The Colt Single Action Army revolver is a Hollywood favorite, and “1883” is no exception. Shown heavily throughout the series, the Colt Single Action revolver is said to be the most American gun of all time and a true symbol of the Old West. With so many in circulation by the early 1880s, the prevalence of the revolver is very accurate. The Colt was the first reliable mass-produced revolver with a metallic cartridge cylinder.
The Colt Single Action revolver had many variants: the Civilian, Artillery, Cavalry, and Sheriff models just to name a few. With the abundance of revolver models, and at the price point, it makes sense it would be used by many veterans of the war and folks in the West as well. Especially given that the cavalry had issued the revolver in pairs, it is accurate that Dutton’s character would have two. An added advantage of having two is the faster reload, like Wild Bill Cody and John Westley Hardin would attest.
The Colt Single Action Army revolver was employed by many of the characters on the show from Dutton’s 17-year-old daughter to the aging Shea Brennan character played by Sam Elliott, with some characters carrying a pair of revolvers. The various carrying displays of the revolvers might be a bit creative, but the sheer number of handguns in the series seems to be spot on.
Model 1860 Army Richards-Mason
In arguably one of the most heart-wrenching scenes of the series, James Dutton’s sister is overcome with grief after her daughter is killed in an altercation with bandits outside of Fort Worth. In a scene filled with emotion, Claire ends her life at the grave of her daughter, with the help of what is said to be the Model 1860 Army Richards-Mason style conversion revolver. While the firearm of choice might not have been what some Western settlers would have used, it demonstrates the hard life that many of them faced, or chose to not face, as the case would be.

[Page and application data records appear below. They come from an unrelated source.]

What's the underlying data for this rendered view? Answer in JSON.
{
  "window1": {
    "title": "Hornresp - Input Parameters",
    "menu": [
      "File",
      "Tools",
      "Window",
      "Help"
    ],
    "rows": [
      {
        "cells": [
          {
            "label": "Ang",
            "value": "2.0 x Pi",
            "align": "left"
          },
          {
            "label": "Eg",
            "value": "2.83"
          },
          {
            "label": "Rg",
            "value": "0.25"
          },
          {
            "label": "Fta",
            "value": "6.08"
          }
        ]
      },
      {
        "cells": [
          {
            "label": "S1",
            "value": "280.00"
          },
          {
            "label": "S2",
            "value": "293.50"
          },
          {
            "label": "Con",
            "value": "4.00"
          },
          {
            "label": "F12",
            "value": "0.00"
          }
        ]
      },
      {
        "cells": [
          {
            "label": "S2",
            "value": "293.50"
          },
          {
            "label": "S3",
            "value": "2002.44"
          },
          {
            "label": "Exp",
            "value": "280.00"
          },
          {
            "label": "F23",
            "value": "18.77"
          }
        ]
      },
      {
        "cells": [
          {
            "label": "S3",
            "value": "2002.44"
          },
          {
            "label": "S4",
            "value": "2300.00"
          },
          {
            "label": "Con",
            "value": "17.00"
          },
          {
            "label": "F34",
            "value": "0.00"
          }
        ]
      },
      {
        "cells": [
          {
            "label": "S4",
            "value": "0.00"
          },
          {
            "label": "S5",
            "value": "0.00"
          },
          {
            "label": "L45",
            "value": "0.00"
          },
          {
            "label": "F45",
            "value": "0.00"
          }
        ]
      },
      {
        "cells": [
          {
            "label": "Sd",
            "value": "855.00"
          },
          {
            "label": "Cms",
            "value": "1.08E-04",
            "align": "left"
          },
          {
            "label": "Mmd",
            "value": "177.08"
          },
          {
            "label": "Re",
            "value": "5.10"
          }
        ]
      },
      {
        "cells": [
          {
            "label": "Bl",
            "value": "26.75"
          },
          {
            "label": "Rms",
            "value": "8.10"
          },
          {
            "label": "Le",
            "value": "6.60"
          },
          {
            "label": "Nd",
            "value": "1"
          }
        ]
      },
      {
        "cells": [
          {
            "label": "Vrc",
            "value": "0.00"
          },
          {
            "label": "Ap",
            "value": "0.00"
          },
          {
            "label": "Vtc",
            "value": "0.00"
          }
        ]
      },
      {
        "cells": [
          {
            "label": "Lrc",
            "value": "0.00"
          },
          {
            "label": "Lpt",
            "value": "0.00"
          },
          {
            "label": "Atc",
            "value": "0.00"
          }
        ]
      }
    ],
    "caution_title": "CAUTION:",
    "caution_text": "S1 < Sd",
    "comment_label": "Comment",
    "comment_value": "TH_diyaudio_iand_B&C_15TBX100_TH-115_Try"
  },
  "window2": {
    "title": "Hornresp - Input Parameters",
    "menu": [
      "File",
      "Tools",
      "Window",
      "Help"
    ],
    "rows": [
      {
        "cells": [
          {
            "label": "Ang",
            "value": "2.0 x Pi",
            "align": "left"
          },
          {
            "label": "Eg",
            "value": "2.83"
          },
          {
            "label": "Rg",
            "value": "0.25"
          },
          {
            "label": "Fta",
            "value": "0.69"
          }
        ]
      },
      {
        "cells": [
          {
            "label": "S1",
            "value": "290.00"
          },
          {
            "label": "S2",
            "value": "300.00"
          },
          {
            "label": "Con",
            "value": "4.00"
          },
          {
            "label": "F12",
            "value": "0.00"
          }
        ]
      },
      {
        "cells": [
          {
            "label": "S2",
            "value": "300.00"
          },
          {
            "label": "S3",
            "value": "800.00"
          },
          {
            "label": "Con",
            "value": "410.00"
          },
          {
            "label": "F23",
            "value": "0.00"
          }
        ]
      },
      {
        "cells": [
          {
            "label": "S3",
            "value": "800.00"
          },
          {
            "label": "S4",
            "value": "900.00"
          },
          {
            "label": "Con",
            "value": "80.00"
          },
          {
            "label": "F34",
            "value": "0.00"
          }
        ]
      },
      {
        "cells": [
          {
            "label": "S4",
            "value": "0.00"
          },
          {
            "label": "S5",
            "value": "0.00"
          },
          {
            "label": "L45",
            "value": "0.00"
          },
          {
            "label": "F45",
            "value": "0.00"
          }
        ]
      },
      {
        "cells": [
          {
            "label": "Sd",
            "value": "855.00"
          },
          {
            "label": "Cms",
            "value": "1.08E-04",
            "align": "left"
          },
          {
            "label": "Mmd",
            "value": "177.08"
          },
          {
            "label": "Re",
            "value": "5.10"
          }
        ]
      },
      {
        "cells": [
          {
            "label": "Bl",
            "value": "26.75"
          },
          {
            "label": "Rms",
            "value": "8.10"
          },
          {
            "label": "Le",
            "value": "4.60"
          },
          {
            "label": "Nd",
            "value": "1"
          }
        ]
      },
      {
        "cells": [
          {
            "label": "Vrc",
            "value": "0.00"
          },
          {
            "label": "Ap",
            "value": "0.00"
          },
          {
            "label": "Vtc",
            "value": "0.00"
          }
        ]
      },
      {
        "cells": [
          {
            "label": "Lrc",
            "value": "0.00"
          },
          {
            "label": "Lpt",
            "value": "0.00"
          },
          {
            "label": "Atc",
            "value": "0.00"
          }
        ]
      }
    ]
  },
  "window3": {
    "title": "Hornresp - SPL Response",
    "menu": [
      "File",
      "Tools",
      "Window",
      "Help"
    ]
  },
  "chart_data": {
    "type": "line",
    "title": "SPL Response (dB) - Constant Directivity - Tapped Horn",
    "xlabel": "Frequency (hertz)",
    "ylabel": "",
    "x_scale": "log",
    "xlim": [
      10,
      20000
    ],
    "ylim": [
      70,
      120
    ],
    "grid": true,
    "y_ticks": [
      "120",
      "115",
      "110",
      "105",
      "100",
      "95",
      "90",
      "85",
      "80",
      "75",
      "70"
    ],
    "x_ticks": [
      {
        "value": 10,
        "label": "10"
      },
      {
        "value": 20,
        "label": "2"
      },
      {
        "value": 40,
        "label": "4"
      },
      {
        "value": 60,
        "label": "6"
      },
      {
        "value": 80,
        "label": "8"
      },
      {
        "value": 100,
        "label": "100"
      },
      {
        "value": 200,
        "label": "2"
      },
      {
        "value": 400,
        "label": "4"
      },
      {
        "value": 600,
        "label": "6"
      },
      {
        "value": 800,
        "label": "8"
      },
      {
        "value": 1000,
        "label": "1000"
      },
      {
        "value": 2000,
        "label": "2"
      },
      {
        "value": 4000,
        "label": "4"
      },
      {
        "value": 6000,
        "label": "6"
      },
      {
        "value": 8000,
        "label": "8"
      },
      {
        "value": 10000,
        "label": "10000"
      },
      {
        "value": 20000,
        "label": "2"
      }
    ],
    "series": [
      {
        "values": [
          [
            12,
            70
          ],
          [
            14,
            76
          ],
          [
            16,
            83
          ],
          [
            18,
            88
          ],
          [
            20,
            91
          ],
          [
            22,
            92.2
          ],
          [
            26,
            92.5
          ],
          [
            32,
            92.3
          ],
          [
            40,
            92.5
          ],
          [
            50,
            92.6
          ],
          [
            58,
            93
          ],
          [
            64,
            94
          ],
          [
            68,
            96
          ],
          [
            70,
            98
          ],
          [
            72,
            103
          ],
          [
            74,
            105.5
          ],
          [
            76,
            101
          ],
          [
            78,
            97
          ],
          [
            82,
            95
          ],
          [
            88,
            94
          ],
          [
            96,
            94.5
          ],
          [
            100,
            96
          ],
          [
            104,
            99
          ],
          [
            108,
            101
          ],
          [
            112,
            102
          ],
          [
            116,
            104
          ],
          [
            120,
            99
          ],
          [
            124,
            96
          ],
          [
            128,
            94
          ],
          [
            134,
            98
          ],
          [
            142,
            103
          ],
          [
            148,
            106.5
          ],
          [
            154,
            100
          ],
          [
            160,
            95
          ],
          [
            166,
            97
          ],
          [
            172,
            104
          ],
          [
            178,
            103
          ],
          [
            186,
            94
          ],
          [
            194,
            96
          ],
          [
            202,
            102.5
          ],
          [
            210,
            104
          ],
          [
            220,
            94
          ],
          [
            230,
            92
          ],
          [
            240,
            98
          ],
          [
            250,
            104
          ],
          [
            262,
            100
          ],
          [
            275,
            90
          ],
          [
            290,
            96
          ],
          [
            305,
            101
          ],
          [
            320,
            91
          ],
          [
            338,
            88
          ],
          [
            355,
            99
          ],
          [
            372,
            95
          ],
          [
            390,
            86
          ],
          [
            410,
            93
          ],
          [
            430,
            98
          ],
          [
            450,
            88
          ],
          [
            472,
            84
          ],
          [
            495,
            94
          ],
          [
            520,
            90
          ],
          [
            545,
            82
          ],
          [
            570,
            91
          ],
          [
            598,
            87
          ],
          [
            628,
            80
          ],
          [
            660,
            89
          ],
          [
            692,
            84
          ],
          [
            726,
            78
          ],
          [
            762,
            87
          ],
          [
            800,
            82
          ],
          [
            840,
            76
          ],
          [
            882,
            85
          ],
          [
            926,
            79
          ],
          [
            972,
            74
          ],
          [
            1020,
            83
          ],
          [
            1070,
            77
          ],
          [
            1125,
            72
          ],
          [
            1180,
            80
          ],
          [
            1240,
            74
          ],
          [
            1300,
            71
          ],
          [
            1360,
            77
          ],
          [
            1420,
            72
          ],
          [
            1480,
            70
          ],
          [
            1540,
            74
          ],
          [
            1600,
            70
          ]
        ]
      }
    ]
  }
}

The Model 1860 Army Richard-Mason revolvers, sometimes called the Avenging Angel, originally had ejectors fitted on the right side of the barrel, whereas the revolver depicted in the series did not. The series showed the revolver with a loading lever under the barrel, something that the original did not have. The revolver was commonly referred to as conversion, as the platform used a combination of surplus percussion parts and new parts to make up the assembly by Colt. The revolver in the series is most likely a replica.
Old West Shotguns
When most folks think of the guns that won the west, they usually think of the Colt revolver or a Winchester repeating rifle. Not too many think of double-barreled shotguns, a firearm that some would argue actually won the west. The platform was a reliable and versatile weapon that was used heavily in self-defense and hunting. In the series, the Dutton family, and other characters, use shotguns in both roles quite often.
The shotgun was just as affordable as other firearms for the settlers and was used readily. One shotgun that is seen is the Colt Model 1878. In the series, there are a lot of side-by-side shotguns wielded, and most shotguns (or scatterguns) would have long barrels close to 26” long or more. There were shorter shotguns available, like the “coach gun” that is used early in the series by James Dutton, that were used to protect freight wagons, stagecoaches, and trains through dangerous territory.
There certainly are some glaring issues with some firearms in “1883: A Yellowstone Origin Story,” but for the most part, the firearms seem to be accurately portrayed. Hollywood has gotten better over the years with firearms representation, so it was nice to see it happening in this series. The next part of the origin story is “1923,” so it will be interesting to see how firearms are portrayed in that series.